Social media policies aim to silence employees.
Embedded is your essential guide to what’s good on the internet, written by Kate Lindsay and edited by Nick Catucci.
I am reminded of this great Ashley Feinberg post. —Kate
Embedded’s social media policy is “wherever we can remember to post.”
A staggering number of people in the media lost their jobs last week, thanks in large part to layoffs across Vice and G/O. That number is all but certain to grow—not just because of downsizing, but now also because of social media.
According to a letter obtained by The Washington Post on November 8, Hearst has asked its employees to sign a broad new social media policy prohibiting them from using their personal accounts to express opinions on controversial topics. “Many social movements are politically charged, and apolitical events and movements can quickly become controversial and political,” it reads. “Even local community organizations can become politicized.”
By broadening the definition of a controversial topic to include even “apolitical events,” and defining something as minor as a “like” as an infraction, I worry about the precedent these kinds of policies can set. They’re at best a severe overreach, and at worst a tool to use social media as a scapegoat for any kind of termination.
While this latest policy makes no mention of current events, there’s little question of why it’s being implemented now. Samira Nasr, the editor-in-chief of Hearst-owned fashion magazine Harper’s Bazaar, received backlash when she spoke out in support of Gaza on Instagram Stories. Artforum editor-in-chief David Velasco was fired after publishing an open letter about the war. New York Times Magazine staffer Jazmine Hughes resigned under pressure after signing an open letter in support of Gaza, violating the Times’s policy.
Media company social media policies are there to enforce balanced coverage and prevent biases, and they make sense in certain scenarios: In order to maintain objectivity, a political reporter shouldn’t outwardly support a specific candidate.
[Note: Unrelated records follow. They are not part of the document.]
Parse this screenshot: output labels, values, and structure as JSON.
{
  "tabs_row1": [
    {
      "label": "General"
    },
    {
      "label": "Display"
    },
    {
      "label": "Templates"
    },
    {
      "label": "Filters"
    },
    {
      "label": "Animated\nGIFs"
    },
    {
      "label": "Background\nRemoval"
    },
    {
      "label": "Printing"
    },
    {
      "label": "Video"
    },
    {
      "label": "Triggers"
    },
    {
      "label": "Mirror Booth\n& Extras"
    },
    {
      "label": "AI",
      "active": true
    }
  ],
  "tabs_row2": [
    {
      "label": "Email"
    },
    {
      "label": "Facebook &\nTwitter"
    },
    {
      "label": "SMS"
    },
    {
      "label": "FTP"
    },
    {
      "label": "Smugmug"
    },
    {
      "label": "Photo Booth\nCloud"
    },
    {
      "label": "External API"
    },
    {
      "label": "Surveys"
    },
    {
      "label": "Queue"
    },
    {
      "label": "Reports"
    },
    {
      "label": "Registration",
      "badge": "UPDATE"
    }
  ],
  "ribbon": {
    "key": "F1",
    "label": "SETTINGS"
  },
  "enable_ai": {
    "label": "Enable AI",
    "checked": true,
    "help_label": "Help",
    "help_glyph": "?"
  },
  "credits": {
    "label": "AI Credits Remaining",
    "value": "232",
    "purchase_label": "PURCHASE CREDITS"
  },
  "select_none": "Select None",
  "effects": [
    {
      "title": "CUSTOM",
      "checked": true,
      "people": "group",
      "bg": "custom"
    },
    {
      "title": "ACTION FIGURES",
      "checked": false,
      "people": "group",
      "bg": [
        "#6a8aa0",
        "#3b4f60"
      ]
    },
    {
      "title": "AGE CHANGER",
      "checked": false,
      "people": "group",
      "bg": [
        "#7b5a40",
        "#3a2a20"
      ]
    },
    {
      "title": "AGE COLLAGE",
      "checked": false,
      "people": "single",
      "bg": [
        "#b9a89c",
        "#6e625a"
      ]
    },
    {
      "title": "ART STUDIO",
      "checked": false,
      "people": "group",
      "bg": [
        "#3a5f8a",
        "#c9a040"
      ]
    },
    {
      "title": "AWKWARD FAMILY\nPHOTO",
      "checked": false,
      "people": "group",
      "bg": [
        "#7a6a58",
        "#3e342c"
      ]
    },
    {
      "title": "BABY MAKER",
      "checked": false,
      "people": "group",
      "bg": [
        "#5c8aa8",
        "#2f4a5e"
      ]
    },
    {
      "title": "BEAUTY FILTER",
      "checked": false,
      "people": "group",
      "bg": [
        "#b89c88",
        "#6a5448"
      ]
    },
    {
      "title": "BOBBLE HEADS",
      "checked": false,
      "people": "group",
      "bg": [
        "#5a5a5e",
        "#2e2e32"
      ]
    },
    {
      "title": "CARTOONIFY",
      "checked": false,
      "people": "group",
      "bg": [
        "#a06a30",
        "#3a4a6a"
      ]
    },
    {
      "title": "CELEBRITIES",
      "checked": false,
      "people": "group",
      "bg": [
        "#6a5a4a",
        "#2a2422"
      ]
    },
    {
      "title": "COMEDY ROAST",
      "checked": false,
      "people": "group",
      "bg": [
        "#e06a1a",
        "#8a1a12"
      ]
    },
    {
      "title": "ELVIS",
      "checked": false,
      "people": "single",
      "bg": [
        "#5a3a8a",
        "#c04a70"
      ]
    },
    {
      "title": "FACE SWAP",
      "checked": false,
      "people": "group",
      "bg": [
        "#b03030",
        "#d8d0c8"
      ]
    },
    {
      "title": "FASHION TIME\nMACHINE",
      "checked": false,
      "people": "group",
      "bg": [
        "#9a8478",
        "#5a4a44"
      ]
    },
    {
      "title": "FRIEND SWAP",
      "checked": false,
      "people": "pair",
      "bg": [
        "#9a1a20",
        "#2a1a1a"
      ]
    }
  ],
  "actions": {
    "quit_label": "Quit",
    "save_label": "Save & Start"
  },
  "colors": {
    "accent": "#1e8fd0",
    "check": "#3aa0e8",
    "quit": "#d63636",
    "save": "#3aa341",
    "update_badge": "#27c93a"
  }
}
But as social media grows, so do attempts to control it. By applying these rules to all topics and all employees, they suggest someone who posts in support of Palestine is unable to credibly write, say, horoscopes.
Plus, most media outlets are not apolitical. Is abortion a “controversial” topic? Because Cosmopolitan runs exclusively pro-choice coverage. What about Trump? Because Esquire seems to be against him—or at least, they’ve centered their coverage on Charles Pierce’s anti-Trump column. If employees exclusively post opinions that align with those published by their employer, is that okay? Because then these policies are not “employees can’t share controversial opinions” but “employees can only share our magazine’s opinions”—which would put these companies in charge of deciding which opinions are right, and which ones are wrong.
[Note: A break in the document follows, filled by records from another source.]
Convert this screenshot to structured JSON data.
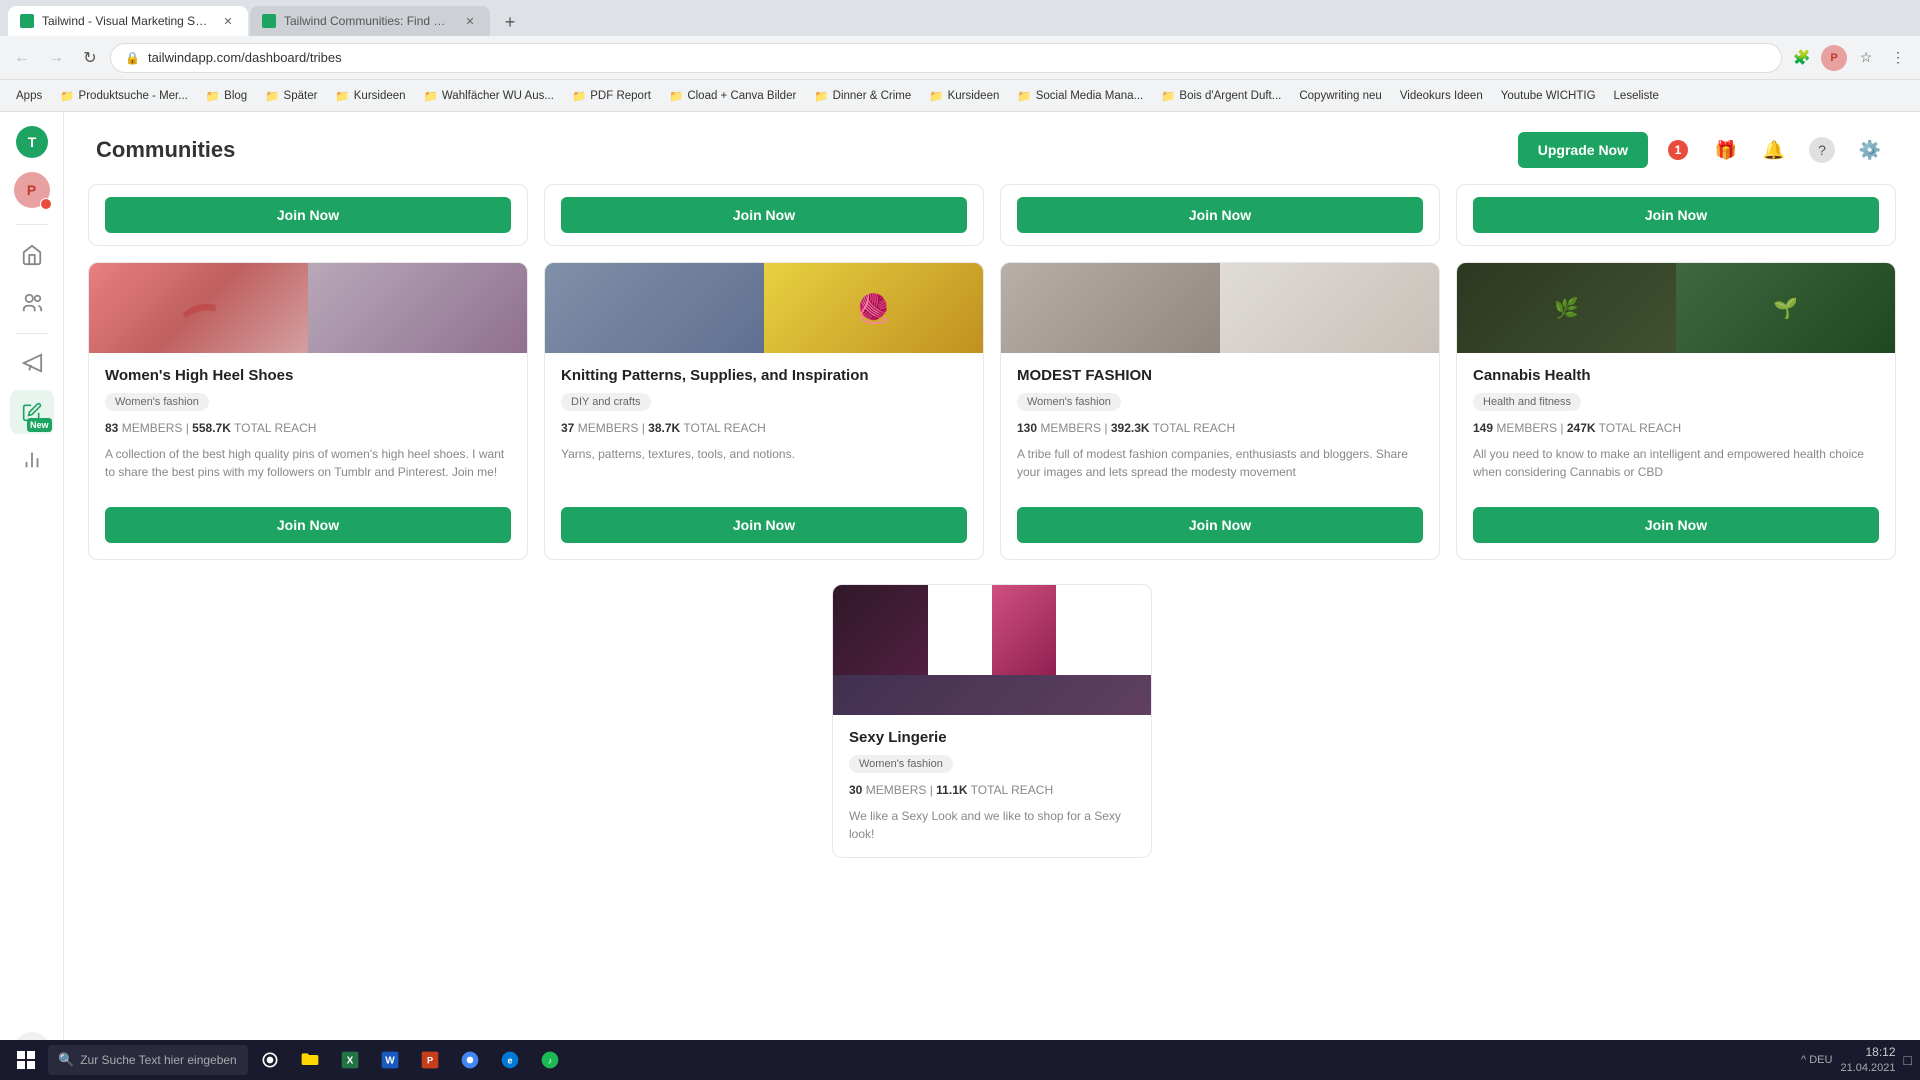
{
  "browser": {
    "tabs": [
      {
        "id": "tab1",
        "title": "Tailwind - Visual Marketing Suite...",
        "active": true,
        "favicon_color": "#1da462"
      },
      {
        "id": "tab2",
        "title": "Tailwind Communities: Find Gre...",
        "active": false,
        "favicon_color": "#1da462"
      }
    ],
    "address": "tailwindapp.com/dashboard/tribes",
    "bookmarks": [
      "Apps",
      "Produktsuche - Mer...",
      "Blog",
      "Später",
      "Kursideen",
      "Wahlfächer WU Aus...",
      "PDF Report",
      "Cload + Canva Bilder",
      "Dinner & Crime",
      "Kursideen",
      "Social Media Mana...",
      "Bois d'Argent Duft...",
      "Copywriting neu",
      "Videokurs Ideen",
      "Youtube WICHTIG",
      "Leseliste"
    ]
  },
  "page": {
    "title": "Communities",
    "upgrade_label": "Upgrade Now"
  },
  "sidebar": {
    "items": [
      {
        "name": "home",
        "icon": "🏠"
      },
      {
        "name": "audience",
        "icon": "👥"
      },
      {
        "name": "marketing",
        "icon": "📢"
      },
      {
        "name": "new",
        "icon": "✏️",
        "badge": "New"
      },
      {
        "name": "analytics",
        "icon": "📊"
      }
    ]
  },
  "header_icons": {
    "gift_label": "🎁",
    "notification_label": "🔔",
    "notification_count": "1",
    "help_label": "?",
    "settings_label": "⚙️",
    "profile_label": "P"
  },
  "partial_row": [
    {
      "join_label": "Join Now"
    },
    {
      "join_label": "Join Now"
    },
    {
      "join_label": "Join Now"
    },
    {
      "join_label": "Join Now"
    }
  ],
  "communities": [
    {
      "id": "womens-high-heel",
      "title": "Women's High Heel Shoes",
      "tag": "Women's fashion",
      "members": "83",
      "reach": "558.7K",
      "description": "A collection of the best high quality pins of women's high heel shoes. I want to share the best pins with my followers on Tumblr and Pinterest. Join me!",
      "join_label": "Join Now",
      "img_type": "fashion"
    },
    {
      "id": "knitting-patterns",
      "title": "Knitting Patterns, Supplies, and Inspiration",
      "tag": "DIY and crafts",
      "members": "37",
      "reach": "38.7K",
      "description": "Yarns, patterns, textures, tools, and notions.",
      "join_label": "Join Now",
      "img_type": "knit"
    },
    {
      "id": "modest-fashion",
      "title": "MODEST FASHION",
      "tag": "Women's fashion",
      "members": "130",
      "reach": "392.3K",
      "description": "A tribe full of modest fashion companies, enthusiasts and bloggers. Share your images and lets spread the modesty movement",
      "join_label": "Join Now",
      "img_type": "modest"
    },
    {
      "id": "cannabis-health",
      "title": "Cannabis Health",
      "tag": "Health and fitness",
      "members": "149",
      "reach": "247K",
      "description": "All you need to know to make an intelligent and empowered health choice when considering Cannabis or CBD",
      "join_label": "Join Now",
      "img_type": "cannabis"
    }
  ],
  "bottom_card": {
    "title": "Sexy Lingerie",
    "tag": "Women's fashion",
    "members": "30",
    "reach": "11.1K",
    "description": "We like a Sexy Look and we like to shop for a Sexy look!",
    "join_label": "Join Now",
    "img_type": "lingerie"
  },
  "taskbar": {
    "search_placeholder": "Zur Suche Text hier eingeben",
    "time": "18:12",
    "date": "21.04.2021",
    "lang": "DEU"
  }
}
I don’t think people should be allowed to say abhorrent things online without consequences, but that’s not a distinction these policies make. They’re entirely too broad, and termination is not a threat to throw about lightly. This is a country where affordable access to healthcare is tied to employment. When social media was something you logged onto for an hour of your day as a supplement to “real life,” it was more reasonable to have an expectation of how your employees used it. But now online is real life, and to silence someone on social media is to silence them, point blank.